The pope’s role was also strengthened with Leo IX. He helped create a canon law book (the collection of 74 titles), which was in strong favor of the pope and the level of his powers. Another reforming pope, Gregory VII was involved in the Investiture Conflict with Emperor Henry IV. This arose over the Emperor’s right to “invest” bishops, but the conflict was not resolved until after they had both died.
The church also began supporting holy wars in the name of Christianity as the papacy tried to gain back the Holy Land from the Muslims. Starting with Urban II in 1095, several crusades combined war with pilgrimage in trying to protect Christians, export violent knights, and unite Eastern Orthodox and Western Catholic Christians who had been split since the Great Schism of 1054. While most crusades failed, they laid the groundwork for later overseas expansion and expanded trade.
The growing economy directly influenced the strong new organization of the political and religious sectors of Western Europe, which laid the foundations for new forms of scholarship and religious expression. As some guilds of students grew into universities in like Bologna, Paris, & Oxford, scholarship was broken into two sections: the trivium began the seven liberal arts with Latin language skills and the quadrivium stressed mathematical subjects. Aristotle and logic were the foundations of the scholastic university curriculum.

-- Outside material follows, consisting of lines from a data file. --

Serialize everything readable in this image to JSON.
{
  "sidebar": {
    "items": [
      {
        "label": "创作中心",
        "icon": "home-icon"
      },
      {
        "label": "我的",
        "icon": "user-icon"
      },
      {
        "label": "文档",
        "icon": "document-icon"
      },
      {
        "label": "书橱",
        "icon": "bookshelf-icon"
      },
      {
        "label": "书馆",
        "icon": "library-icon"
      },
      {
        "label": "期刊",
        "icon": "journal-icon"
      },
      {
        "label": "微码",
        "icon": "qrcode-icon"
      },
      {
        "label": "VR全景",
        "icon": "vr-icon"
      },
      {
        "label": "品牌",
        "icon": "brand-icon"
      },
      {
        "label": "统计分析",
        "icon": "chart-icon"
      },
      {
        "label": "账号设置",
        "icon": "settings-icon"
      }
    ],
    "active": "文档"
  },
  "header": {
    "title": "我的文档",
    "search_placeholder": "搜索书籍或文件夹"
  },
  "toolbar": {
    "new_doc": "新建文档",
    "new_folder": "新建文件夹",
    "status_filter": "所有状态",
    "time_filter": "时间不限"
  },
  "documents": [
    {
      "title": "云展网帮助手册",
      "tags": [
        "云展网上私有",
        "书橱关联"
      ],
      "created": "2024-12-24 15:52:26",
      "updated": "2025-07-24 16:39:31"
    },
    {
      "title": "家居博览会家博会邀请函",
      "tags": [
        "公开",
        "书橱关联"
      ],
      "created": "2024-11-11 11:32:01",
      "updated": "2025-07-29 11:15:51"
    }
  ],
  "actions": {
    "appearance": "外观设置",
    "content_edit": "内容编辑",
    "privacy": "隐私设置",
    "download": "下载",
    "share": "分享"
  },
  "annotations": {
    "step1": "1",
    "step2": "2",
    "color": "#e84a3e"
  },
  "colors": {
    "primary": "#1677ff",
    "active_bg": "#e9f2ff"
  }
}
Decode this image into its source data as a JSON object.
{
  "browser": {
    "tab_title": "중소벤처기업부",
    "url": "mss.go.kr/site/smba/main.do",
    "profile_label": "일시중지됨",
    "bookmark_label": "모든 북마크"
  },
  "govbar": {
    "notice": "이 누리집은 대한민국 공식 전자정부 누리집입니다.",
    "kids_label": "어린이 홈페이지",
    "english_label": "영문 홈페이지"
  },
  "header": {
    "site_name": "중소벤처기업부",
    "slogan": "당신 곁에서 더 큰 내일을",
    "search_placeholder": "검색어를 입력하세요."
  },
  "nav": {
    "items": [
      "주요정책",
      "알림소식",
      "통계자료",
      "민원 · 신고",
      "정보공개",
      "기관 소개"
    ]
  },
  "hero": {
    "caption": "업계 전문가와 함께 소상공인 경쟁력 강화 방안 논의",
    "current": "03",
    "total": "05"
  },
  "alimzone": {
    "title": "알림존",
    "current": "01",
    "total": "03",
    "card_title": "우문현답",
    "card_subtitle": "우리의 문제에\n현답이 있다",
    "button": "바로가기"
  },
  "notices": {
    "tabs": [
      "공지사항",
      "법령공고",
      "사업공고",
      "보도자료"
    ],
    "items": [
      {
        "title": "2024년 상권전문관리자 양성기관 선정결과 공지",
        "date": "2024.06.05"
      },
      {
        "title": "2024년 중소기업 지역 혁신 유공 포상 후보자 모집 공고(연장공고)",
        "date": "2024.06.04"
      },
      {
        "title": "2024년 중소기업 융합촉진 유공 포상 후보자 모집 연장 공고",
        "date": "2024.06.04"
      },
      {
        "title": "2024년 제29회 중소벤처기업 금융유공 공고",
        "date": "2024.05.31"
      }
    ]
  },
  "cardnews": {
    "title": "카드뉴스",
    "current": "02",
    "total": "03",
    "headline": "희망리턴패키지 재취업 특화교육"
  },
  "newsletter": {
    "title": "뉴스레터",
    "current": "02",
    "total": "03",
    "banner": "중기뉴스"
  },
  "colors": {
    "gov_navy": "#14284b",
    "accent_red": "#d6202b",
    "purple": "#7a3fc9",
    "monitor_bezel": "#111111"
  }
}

New organizations and institutions boosted the confidence of Western Europeans in the Central Middle Ages and culture was influenced by the growth of vernacular language used to write literature & poetry as opposed to Latin. As they grew more confident they began to question the different types of authority & began testing new forms of government.